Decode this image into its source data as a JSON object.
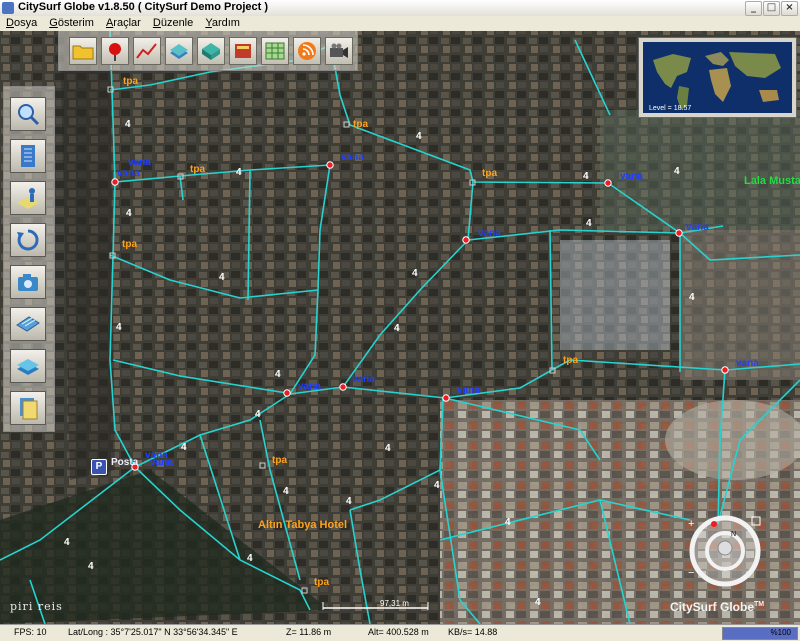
{
  "window": {
    "title": "CitySurf Globe v1.8.50    ( CitySurf Demo Project )",
    "controls": [
      "_",
      "□",
      "×"
    ]
  },
  "menu": [
    {
      "letter": "D",
      "rest": "osya"
    },
    {
      "letter": "G",
      "rest": "österim"
    },
    {
      "letter": "A",
      "rest": "raçlar"
    },
    {
      "letter": "D",
      "rest": "üzenle"
    },
    {
      "letter": "Y",
      "rest": "ardım"
    }
  ],
  "toolbar_icons": [
    "folder-icon",
    "red-pin-icon",
    "line-chart-icon",
    "layer-stack-icon",
    "cube-icon",
    "book-icon",
    "grid-table-icon",
    "rss-icon",
    "video-camera-icon"
  ],
  "side_icons": [
    "magnifier-icon",
    "building-icon",
    "person-layer-icon",
    "rotate-icon",
    "camera-icon",
    "keyboard-icon",
    "layer-icon",
    "documents-icon"
  ],
  "minimap": {
    "level_text": "Level = 18.57"
  },
  "map_labels": {
    "tpa": "tpa",
    "vana": "vana",
    "four": "4",
    "hotel": "Altın Tabya Hotel",
    "street": "Lala Musta",
    "posta": "Posta",
    "parking": "P"
  },
  "branding": {
    "left": "piri  reis",
    "right": "CitySurf Globe",
    "tm": "TM"
  },
  "scale": "97,31 m",
  "status": {
    "fps": "FPS: 10",
    "latlong": "Lat/Long : 35°7'25.017\" N   33°56'34.345\" E",
    "z": "Z= 11.86 m",
    "alt": "Alt= 400.528 m",
    "kbs": "KB/s= 14.88",
    "zoom": "%100",
    "zoom_fraction": 1.0
  },
  "colors": {
    "road": "#27d3cf",
    "valve": "#ee1c24",
    "tpa": "#ffa21a",
    "vana": "#2040ff",
    "street": "#22dd44",
    "status_fill": "#3c55b8"
  }
}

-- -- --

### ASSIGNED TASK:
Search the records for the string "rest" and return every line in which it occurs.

### RESPONSE AREA:
      "rest": "osya"
      "rest": "österim"
      "rest": "raçlar"
      "rest": "üzenle"
      "rest": "ardım"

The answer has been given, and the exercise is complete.